Two small photography-related scripts

I just added a couple of small photography-related scripts to Github – one for photo organisation, and one for generating preview galleries. Every photographer has their own workflow, so these are more useful as starting points for your own tools rather than something to use out of the box. They're easier to adapt with some backstory.

How I sort my photos

When I finish a photoshoot1, I copy the photos into a directory with a datestamp and a title. For instance:

  • 20190617 - Raptors victory parade
  • 20190728 - fire spinners
  • 201911 - Thailand

Next, I pick the photos I want to edit. I use macOS' filesystem tags to organise these into two categories – "definitely" (for my best shots) and "maybe" (for shots with potential). Tags are great:

  • They're part of the OS – so you can use them in searches, in file → open dialogs, and so on. One click in the Finder sidebar shows me my edit queue.
  • You're not locked into one app for organisation, making it easier to change apps or use multiple editors.
  • Your tags get backed up as part of your regular Time Machine backups.
  • Tags are attached to individual files, so if you copy photos to an external drive the tags are copied too.
  • You can interact with tags programatically, so you can build your own tooling on top of them.

The Finder's built-in tools are enough to sort through my photos from small photoshoots. Open a Finder window, switch it to thumbnail mode, maximise the zoom, and resize to get two photos per row. Then select a file, and press space to open Quick Look to check out the photo. If you like it, right-click → click a tag to add.

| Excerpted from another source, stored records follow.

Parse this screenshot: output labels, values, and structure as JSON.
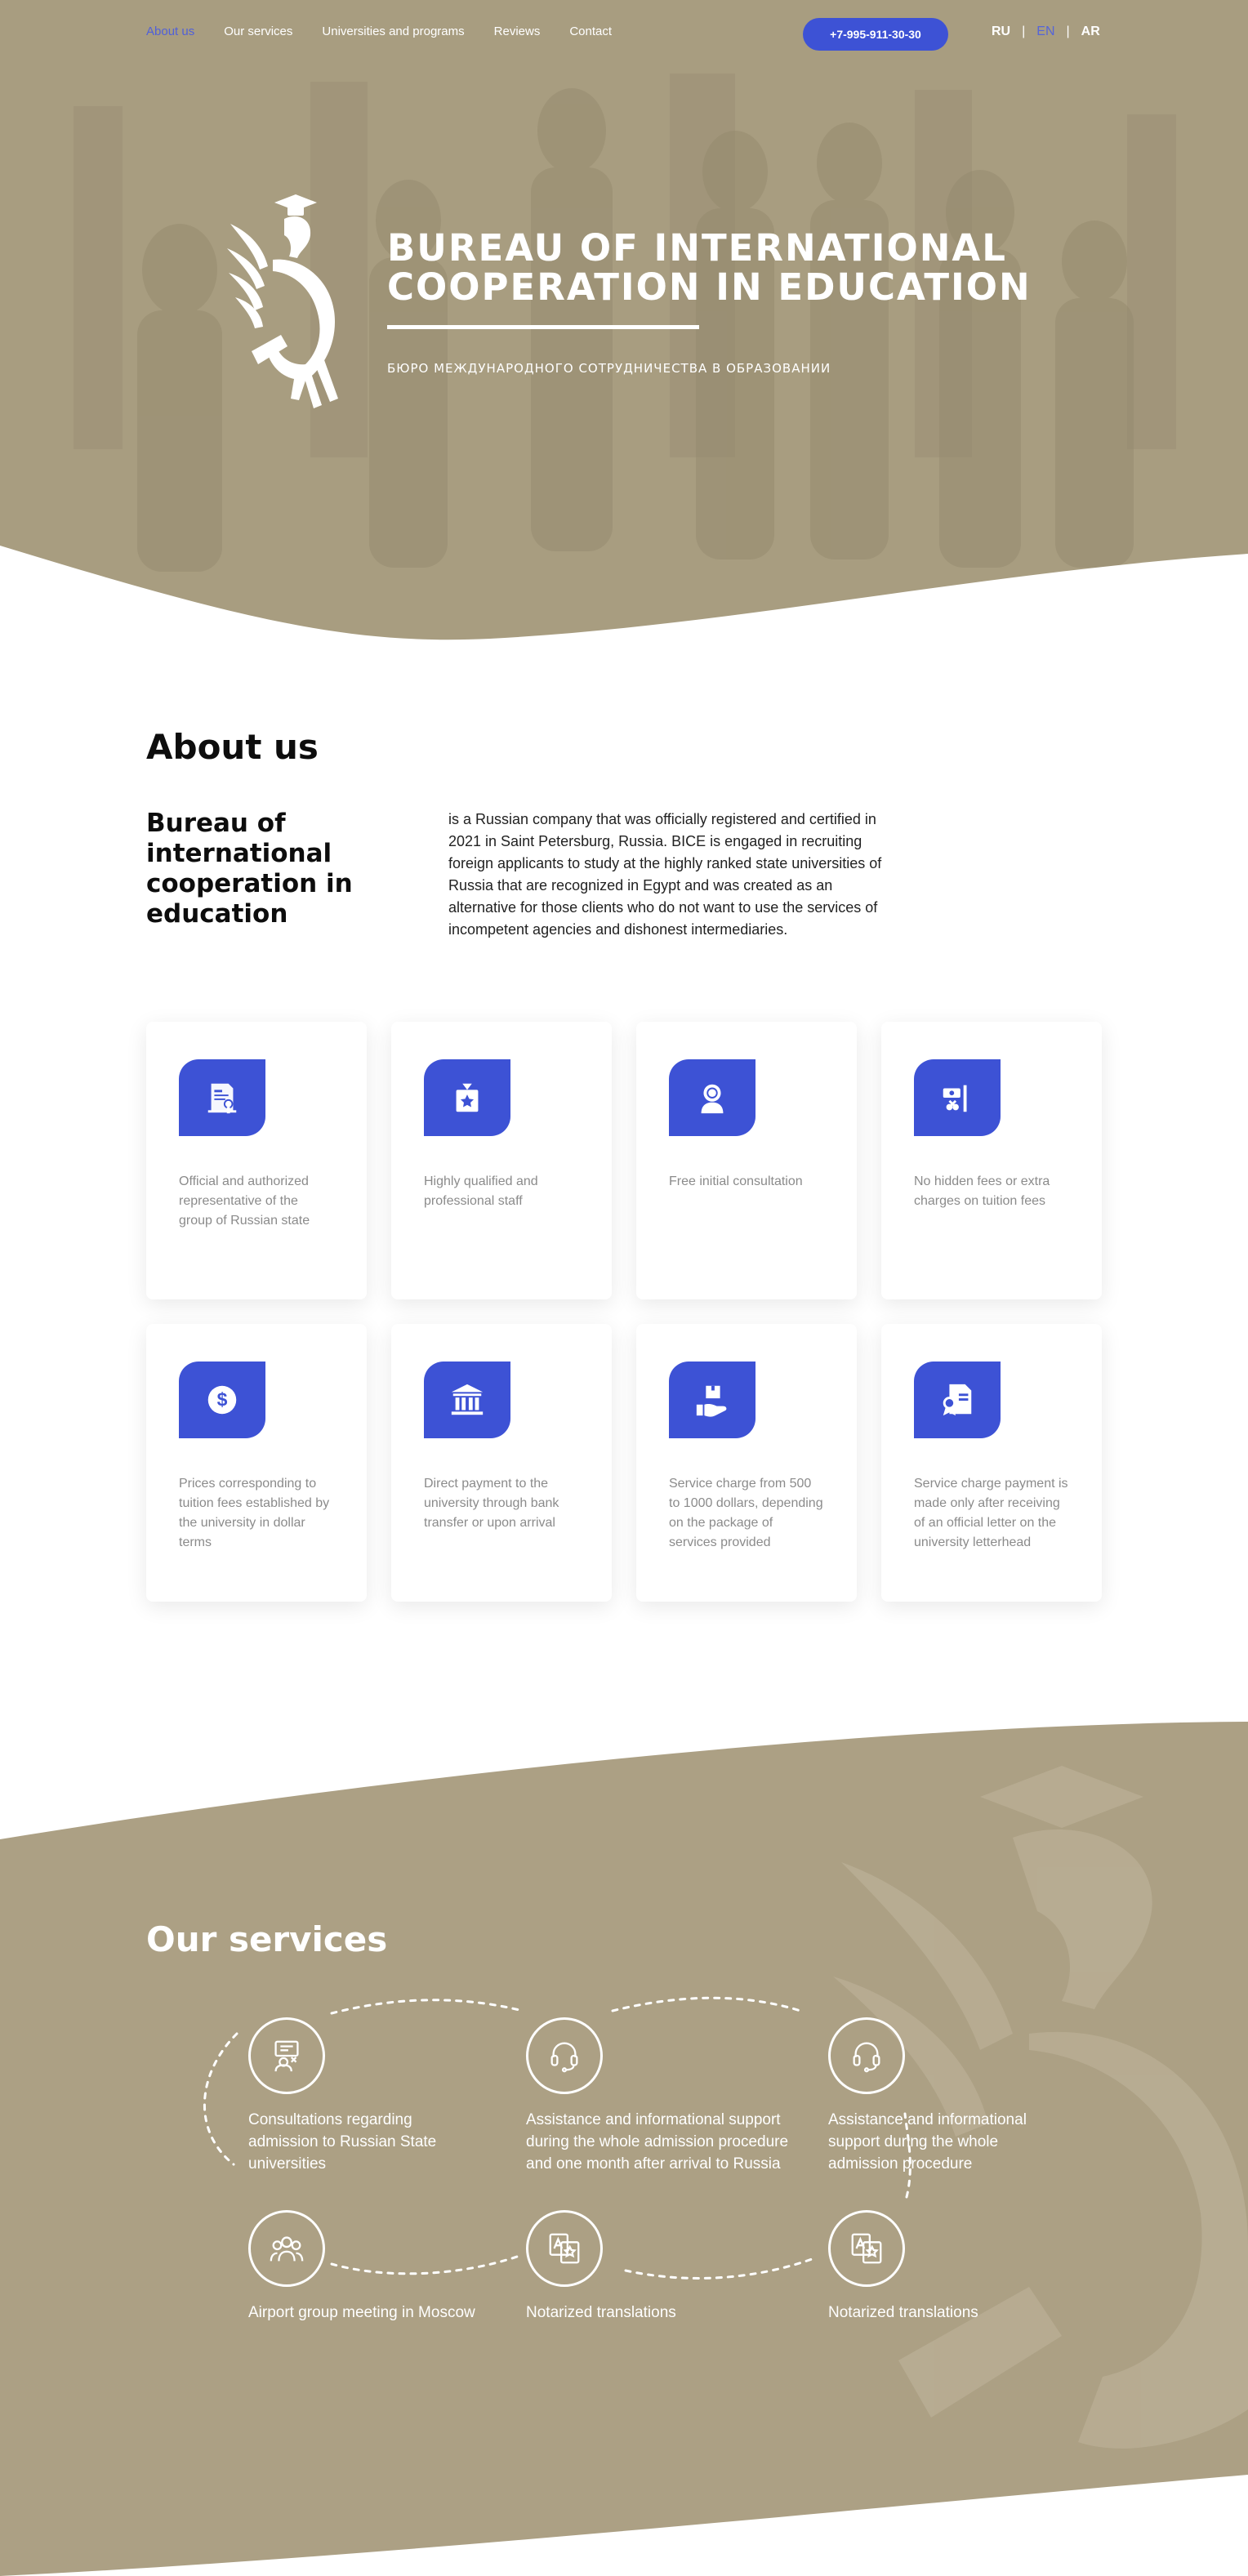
{
  "nav": {
    "links": [
      "About us",
      "Our services",
      "Universities and programs",
      "Reviews",
      "Contact"
    ],
    "phone": "+7-995-911-30-30",
    "langs": [
      "RU",
      "EN",
      "AR"
    ],
    "active_lang": "EN"
  },
  "hero": {
    "title_line1": "BUREAU OF INTERNATIONAL",
    "title_line2": "COOPERATION IN EDUCATION",
    "subtitle": "БЮРО МЕЖДУНАРОДНОГО СОТРУДНИЧЕСТВА В ОБРАЗОВАНИИ"
  },
  "about": {
    "title": "About us",
    "subtitle": "Bureau of international cooperation in education",
    "text": "is a Russian company that was officially registered and certified in 2021 in Saint Petersburg, Russia. BICE is engaged in recruiting foreign applicants to study at the highly ranked state universities of Russia that are recognized in Egypt and was created as an alternative for those clients who do not want to use the services of incompetent agencies and dishonest intermediaries.",
    "cards": [
      {
        "icon": "certificate-icon",
        "text": "Official and authorized representative of the group of Russian state"
      },
      {
        "icon": "award-box-icon",
        "text": "Highly qualified and professional staff"
      },
      {
        "icon": "support-agent-icon",
        "text": "Free initial consultation"
      },
      {
        "icon": "no-charges-icon",
        "text": "No hidden fees or extra charges on tuition fees"
      },
      {
        "icon": "dollar-coin-icon",
        "text": "Prices corresponding to tuition fees established by the university in dollar terms"
      },
      {
        "icon": "bank-building-icon",
        "text": "Direct payment to the university through bank transfer or upon arrival"
      },
      {
        "icon": "hand-package-icon",
        "text": "Service charge from 500 to 1000 dollars, depending on the package of services provided"
      },
      {
        "icon": "official-letter-icon",
        "text": "Service charge payment is made only after receiving of an official letter on the university letterhead"
      }
    ]
  },
  "services": {
    "title": "Our services",
    "items": [
      {
        "icon": "consultation-icon",
        "text": "Consultations regarding admission to Russian State universities"
      },
      {
        "icon": "headset-icon",
        "text": "Assistance and informational support during the whole admission procedure and one month after arrival to Russia"
      },
      {
        "icon": "headset-icon",
        "text": "Assistance and informational support during the whole admission procedure"
      },
      {
        "icon": "group-icon",
        "text": "Airport group meeting in Moscow"
      },
      {
        "icon": "translation-icon",
        "text": "Notarized translations"
      },
      {
        "icon": "translation-icon",
        "text": "Notarized translations"
      }
    ]
  },
  "colors": {
    "accent": "#3d52d5",
    "beige": "#aca084",
    "hero_overlay": "#a89d80"
  }
}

A screenshot of a Finder window, showing the maximum zoom for filtering images

This doesn't work so well for larger photoshoots. It isn't easy to winnow down your selections2, and you move between the keyboard and the mouse a lot.

I use Affinity Photo as an image editor, and I really like it. But I recently picked up a copy of Exposure X5, mostly for its many film presets/colour grades (including some passable imitations of my camera's built-in presets). Affinity Photo's similar to Photoshop, whereas Exposure's more like Lightroom – which means it's also capable of organising your images and faster winnowing. Load a directory of images, sort through them applying flags/ratings, then filter down to the flagged/rated images and upgrade/remove the ratings to suit. There's keyboard shortcuts for these, so it's potentially faster – though Exposure seems to do a poor job of pregenerating RAW previews, so I've found some frustrating delays.

If you did this in Lightroom, those ratings would be stored in Lightroom's central catalog. Exposure, however, stores all its metadata alongside your files. This makes it much easier to work with programatically! I wrote a small script, tagsfromexposure, which reads Exposure data and creates filesystem tags. Flagging an image as "pick" in Exposure translates to "definitely"; 2 stars or above translates to "maybe". This uses the tag command line utility for tagging, as it looked complicated in standard Ruby.

Generating preview galleries

Once I've picked my photos, I generate a preview gallery for online sharing. If it was a "proper" photoshoot, this lets my model pick their favourites for me to edit; if it was a day out or a trip abroad, I can share the good shots with family & friends. I dislike image editing and I'm a slow editor, so most of my photos would never be seen if I didn't publish these previews.

albumfromtags uses Sigal to generate these galleries based on macOS tags. Anything with a "maybe" or "definitely" tag gets included. This script also uses the tag utility to read filesystem tags. It copies the images to a new directory, uses Sigal to generate the gallery, then removes the temporary directory. You'll need to customise the file to add your name for the gallery's copyright notice, save it somewhere permanent, and edit the albumfromtags file to point to the config.


One thing I like about these scripts & this workflow is that it's very modular. I've taken several unrelated tools, and used a small amount of code to glue them together so they work for me. They're easy to extend and change. There's no custom data formats involved – just the operating system's features. These are all unixy approaches to building tools – an approach as useful in 2019 as it was in 1989.

  1. This can be an actual photoshoot, or a day out, or a trip abroad, or whatever. I also keep monthly "miscellaneous Toronto" directories for my handful of day-to-day shots around the city.  ↩

  2. For instance, if you have 3 good portraits of someone in a particular pose, there's a lot of clicks and filters needed to tag all 3 as "maybe" and then later upgrade one to "definitely".  ↩